=== ACTIVITY ===
Restate the records exactly. Include all of them.

··· MATERIAL PROVIDED ···

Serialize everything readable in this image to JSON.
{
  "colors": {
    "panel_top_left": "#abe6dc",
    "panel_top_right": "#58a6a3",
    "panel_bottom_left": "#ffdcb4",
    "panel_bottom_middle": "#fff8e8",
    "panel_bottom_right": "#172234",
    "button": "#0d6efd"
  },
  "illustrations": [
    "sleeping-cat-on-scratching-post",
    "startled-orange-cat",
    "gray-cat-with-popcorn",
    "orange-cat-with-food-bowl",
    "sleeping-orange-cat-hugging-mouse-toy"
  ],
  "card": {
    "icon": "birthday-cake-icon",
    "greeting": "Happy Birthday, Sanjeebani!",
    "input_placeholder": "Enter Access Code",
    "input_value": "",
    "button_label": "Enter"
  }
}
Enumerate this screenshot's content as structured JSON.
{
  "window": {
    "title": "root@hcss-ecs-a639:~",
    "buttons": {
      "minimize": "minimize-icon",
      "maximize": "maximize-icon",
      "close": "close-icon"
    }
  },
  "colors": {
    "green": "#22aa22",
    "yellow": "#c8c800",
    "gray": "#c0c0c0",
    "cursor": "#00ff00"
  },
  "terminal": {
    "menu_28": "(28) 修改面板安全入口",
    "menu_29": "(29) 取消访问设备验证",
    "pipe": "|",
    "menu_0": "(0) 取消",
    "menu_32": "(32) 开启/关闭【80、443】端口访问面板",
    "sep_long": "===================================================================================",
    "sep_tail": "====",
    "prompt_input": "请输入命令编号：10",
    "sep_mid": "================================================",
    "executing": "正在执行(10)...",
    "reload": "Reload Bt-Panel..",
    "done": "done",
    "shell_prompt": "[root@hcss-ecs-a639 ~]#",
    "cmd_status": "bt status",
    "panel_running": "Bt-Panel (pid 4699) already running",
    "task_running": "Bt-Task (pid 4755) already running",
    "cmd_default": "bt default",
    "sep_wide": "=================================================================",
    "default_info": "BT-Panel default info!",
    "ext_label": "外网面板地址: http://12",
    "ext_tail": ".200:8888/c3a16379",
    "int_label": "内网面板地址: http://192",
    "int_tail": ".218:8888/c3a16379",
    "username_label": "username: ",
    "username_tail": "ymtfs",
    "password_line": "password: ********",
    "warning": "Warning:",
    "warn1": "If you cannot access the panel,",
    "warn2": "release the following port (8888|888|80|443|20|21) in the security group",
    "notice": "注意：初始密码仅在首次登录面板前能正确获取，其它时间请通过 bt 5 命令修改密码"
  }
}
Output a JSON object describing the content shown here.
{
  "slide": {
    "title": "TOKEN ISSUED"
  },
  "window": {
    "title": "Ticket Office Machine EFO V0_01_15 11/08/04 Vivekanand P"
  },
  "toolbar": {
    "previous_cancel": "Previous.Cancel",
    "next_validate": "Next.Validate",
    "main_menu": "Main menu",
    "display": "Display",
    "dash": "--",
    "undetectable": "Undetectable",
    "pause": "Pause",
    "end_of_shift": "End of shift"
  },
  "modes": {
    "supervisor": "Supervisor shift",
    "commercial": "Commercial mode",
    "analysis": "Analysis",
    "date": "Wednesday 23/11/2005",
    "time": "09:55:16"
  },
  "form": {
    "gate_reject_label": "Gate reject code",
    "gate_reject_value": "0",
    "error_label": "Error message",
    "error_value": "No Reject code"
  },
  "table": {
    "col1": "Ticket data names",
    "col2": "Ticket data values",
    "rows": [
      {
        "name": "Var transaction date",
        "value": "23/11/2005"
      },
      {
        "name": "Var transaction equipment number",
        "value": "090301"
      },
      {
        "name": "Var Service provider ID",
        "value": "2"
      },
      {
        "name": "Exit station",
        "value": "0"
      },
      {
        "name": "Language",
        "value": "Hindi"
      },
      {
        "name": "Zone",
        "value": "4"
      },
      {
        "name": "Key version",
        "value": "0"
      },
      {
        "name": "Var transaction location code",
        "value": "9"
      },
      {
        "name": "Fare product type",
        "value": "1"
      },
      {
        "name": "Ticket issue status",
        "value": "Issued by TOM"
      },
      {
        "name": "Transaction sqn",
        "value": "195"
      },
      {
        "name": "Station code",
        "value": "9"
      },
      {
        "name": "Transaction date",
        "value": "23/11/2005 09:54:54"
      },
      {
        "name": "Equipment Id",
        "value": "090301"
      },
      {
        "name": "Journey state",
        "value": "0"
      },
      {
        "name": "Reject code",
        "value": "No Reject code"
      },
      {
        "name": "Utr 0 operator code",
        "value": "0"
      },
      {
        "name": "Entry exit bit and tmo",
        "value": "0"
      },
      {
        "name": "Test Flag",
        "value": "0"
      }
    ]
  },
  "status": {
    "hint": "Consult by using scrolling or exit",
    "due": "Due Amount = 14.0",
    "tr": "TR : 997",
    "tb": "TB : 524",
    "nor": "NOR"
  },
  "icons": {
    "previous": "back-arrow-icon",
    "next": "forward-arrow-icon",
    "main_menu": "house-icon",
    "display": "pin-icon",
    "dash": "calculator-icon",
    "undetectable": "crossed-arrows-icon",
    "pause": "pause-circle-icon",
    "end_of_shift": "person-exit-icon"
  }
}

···

=== RESULT BELOW ===
Serialize everything readable in this image to JSON.
{
  "colors": {
    "panel_top_left": "#abe6dc",
    "panel_top_right": "#58a6a3",
    "panel_bottom_left": "#ffdcb4",
    "panel_bottom_middle": "#fff8e8",
    "panel_bottom_right": "#172234",
    "button": "#0d6efd"
  },
  "illustrations": [
    "sleeping-cat-on-scratching-post",
    "startled-orange-cat",
    "gray-cat-with-popcorn",
    "orange-cat-with-food-bowl",
    "sleeping-orange-cat-hugging-mouse-toy"
  ],
  "card": {
    "icon": "birthday-cake-icon",
    "greeting": "Happy Birthday, Sanjeebani!",
    "input_placeholder": "Enter Access Code",
    "input_value": "",
    "button_label": "Enter"
  }
}
Enumerate this screenshot's content as structured JSON.
{
  "window": {
    "title": "root@hcss-ecs-a639:~",
    "buttons": {
      "minimize": "minimize-icon",
      "maximize": "maximize-icon",
      "close": "close-icon"
    }
  },
  "colors": {
    "green": "#22aa22",
    "yellow": "#c8c800",
    "gray": "#c0c0c0",
    "cursor": "#00ff00"
  },
  "terminal": {
    "menu_28": "(28) 修改面板安全入口",
    "menu_29": "(29) 取消访问设备验证",
    "pipe": "|",
    "menu_0": "(0) 取消",
    "menu_32": "(32) 开启/关闭【80、443】端口访问面板",
    "sep_long": "===================================================================================",
    "sep_tail": "====",
    "prompt_input": "请输入命令编号：10",
    "sep_mid": "================================================",
    "executing": "正在执行(10)...",
    "reload": "Reload Bt-Panel..",
    "done": "done",
    "shell_prompt": "[root@hcss-ecs-a639 ~]#",
    "cmd_status": "bt status",
    "panel_running": "Bt-Panel (pid 4699) already running",
    "task_running": "Bt-Task (pid 4755) already running",
    "cmd_default": "bt default",
    "sep_wide": "=================================================================",
    "default_info": "BT-Panel default info!",
    "ext_label": "外网面板地址: http://12",
    "ext_tail": ".200:8888/c3a16379",
    "int_label": "内网面板地址: http://192",
    "int_tail": ".218:8888/c3a16379",
    "username_label": "username: ",
    "username_tail": "ymtfs",
    "password_line": "password: ********",
    "warning": "Warning:",
    "warn1": "If you cannot access the panel,",
    "warn2": "release the following port (8888|888|80|443|20|21) in the security group",
    "notice": "注意：初始密码仅在首次登录面板前能正确获取，其它时间请通过 bt 5 命令修改密码"
  }
}
Output a JSON object describing the content shown here.
{
  "slide": {
    "title": "TOKEN ISSUED"
  },
  "window": {
    "title": "Ticket Office Machine EFO V0_01_15 11/08/04 Vivekanand P"
  },
  "toolbar": {
    "previous_cancel": "Previous.Cancel",
    "next_validate": "Next.Validate",
    "main_menu": "Main menu",
    "display": "Display",
    "dash": "--",
    "undetectable": "Undetectable",
    "pause": "Pause",
    "end_of_shift": "End of shift"
  },
  "modes": {
    "supervisor": "Supervisor shift",
    "commercial": "Commercial mode",
    "analysis": "Analysis",
    "date": "Wednesday 23/11/2005",
    "time": "09:55:16"
  },
  "form": {
    "gate_reject_label": "Gate reject code",
    "gate_reject_value": "0",
    "error_label": "Error message",
    "error_value": "No Reject code"
  },
  "table": {
    "col1": "Ticket data names",
    "col2": "Ticket data values",
    "rows": [
      {
        "name": "Var transaction date",
        "value": "23/11/2005"
      },
      {
        "name": "Var transaction equipment number",
        "value": "090301"
      },
      {
        "name": "Var Service provider ID",
        "value": "2"
      },
      {
        "name": "Exit station",
        "value": "0"
      },
      {
        "name": "Language",
        "value": "Hindi"
      },
      {
        "name": "Zone",
        "value": "4"
      },
      {
        "name": "Key version",
        "value": "0"
      },
      {
        "name": "Var transaction location code",
        "value": "9"
      },
      {
        "name": "Fare product type",
        "value": "1"
      },
      {
        "name": "Ticket issue status",
        "value": "Issued by TOM"
      },
      {
        "name": "Transaction sqn",
        "value": "195"
      },
      {
        "name": "Station code",
        "value": "9"
      },
      {
        "name": "Transaction date",
        "value": "23/11/2005 09:54:54"
      },
      {
        "name": "Equipment Id",
        "value": "090301"
      },
      {
        "name": "Journey state",
        "value": "0"
      },
      {
        "name": "Reject code",
        "value": "No Reject code"
      },
      {
        "name": "Utr 0 operator code",
        "value": "0"
      },
      {
        "name": "Entry exit bit and tmo",
        "value": "0"
      },
      {
        "name": "Test Flag",
        "value": "0"
      }
    ]
  },
  "status": {
    "hint": "Consult by using scrolling or exit",
    "due": "Due Amount = 14.0",
    "tr": "TR : 997",
    "tb": "TB : 524",
    "nor": "NOR"
  },
  "icons": {
    "previous": "back-arrow-icon",
    "next": "forward-arrow-icon",
    "main_menu": "house-icon",
    "display": "pin-icon",
    "dash": "calculator-icon",
    "undetectable": "crossed-arrows-icon",
    "pause": "pause-circle-icon",
    "end_of_shift": "person-exit-icon"
  }
}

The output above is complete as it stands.